A Twitter spokesman said the company's Trust and Safety division is tasked with the "leg-work" on such labels, but declined to give the team's size. This week, Twitter defended one of these employees after he was blasted as politically biased by Trump and his supporters over 2017 tweets.
Twitter also drew Trump's ire for putting a warning over his tweet about protests in Minnesota over the police killing of a black man for "glorifying violence," an enactment of a 2019 policy that was long-awaited by the site's critics.
In the tweet, Trump warned the mostly African-American protesters that "when the looting starts, the shooting starts," a phrase used during the civil rights era to justify police violence against demonstrators.
Facebook did not take action on the same post.
The Twitter spokesman said decisions on the labels are made by a team of executives, including Sean Edgett, Twitter's general counsel, and Del Harvey, the vice president of Trust and Safety. Chief Executive Officer Jack Dorsey is informed before actions are taken.
The company's curation team aggregates tweets on the disputed claims and writes a summary for a landing page. The team, which includes former journalists, normally pulls together content in categories including Trending, News, Entertainment, Sports and Fun.
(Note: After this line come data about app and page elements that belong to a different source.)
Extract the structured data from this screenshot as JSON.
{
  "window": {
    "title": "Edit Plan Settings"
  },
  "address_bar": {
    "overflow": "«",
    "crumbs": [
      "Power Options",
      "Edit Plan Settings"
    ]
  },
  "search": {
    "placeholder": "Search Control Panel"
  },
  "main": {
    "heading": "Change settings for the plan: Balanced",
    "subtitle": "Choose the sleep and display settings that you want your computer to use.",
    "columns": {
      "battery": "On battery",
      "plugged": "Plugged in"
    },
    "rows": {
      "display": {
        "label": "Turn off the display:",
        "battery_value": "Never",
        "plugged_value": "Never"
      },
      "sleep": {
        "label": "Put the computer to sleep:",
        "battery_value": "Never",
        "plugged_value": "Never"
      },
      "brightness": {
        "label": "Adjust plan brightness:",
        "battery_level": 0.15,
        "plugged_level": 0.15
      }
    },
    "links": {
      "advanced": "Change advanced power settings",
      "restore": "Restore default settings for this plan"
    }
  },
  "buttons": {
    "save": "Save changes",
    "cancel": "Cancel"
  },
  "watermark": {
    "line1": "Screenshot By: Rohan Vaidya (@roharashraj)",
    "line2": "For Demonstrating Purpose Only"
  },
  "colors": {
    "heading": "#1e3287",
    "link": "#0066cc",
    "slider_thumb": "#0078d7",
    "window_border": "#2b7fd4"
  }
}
Twitter, whose executives at one time referred to it as "the free speech wing of the free speech party," has been tightening content policies for several years after recognizing that abuses had grown rampant.
Dorsey met privately with academics and senior journalists shortly after the 2016 U.S. election, which former New York Times editor Bill Keller, who attended one meeting, called an "ahead-of-the-pack effort" to cope with fake news and abuse.
Critics say the company was slow to act after that, but it has accelerated its efforts in the last year.
In March, it debuted its "manipulated media" label on a video of Joe Biden, the presumptive Democratic presidential nominee to take on Trump in the Nov. 3 election, posted by the White House social media director.
Twitter's content review operation is small relative to its peers, with about 1,500 people. Facebook has about 35,000 people working on "safety and security," including 15,000 moderators, most of them contractors, although it also dwarfs Twitter in size: 2.4 billion daily users compared to Twitter's 166 million.
Facebook, which this week distanced itself from Twitter's actions, is also setting up an independent oversight board to rule on a small number of contentious content decisions.
From January to June last year, Twitter said the company took actions on 1,254,226 accounts for violating its content rules. Twitter does work with independent organizations on content issues, but fact-checking groups, some of them paid by Facebook, told Reuters they wanted more dialogue with Twitter about its new steps.
Baybars Örsek, the executive director of the International Fact-Checking Network at the Poynter Institute, said the organization had reached out to Twitter recommending more transparency features in its fact-checking, such as the use of time-stamps.
Vinny Green, vice president of operations at fact-checking organization Snopes, said he has pressed Twitter to establish partnerships since 2017, but had received tepid responses.
Facebook since 2016 has run a fact-checking program with dozens of external partners, including a Reuters unit.
YouTube, the video service of Alphabet Inc's, in April started showing U.S. viewers information from fact-checkers such as FactCheck.org and PolitiFact, although it declined to share a full list of partners.
(Reporting by Elizabeth Culliford in Birmingham, England and Katie Paul in San Francisco; Editing by Greg Mitchell and Sandra Maler)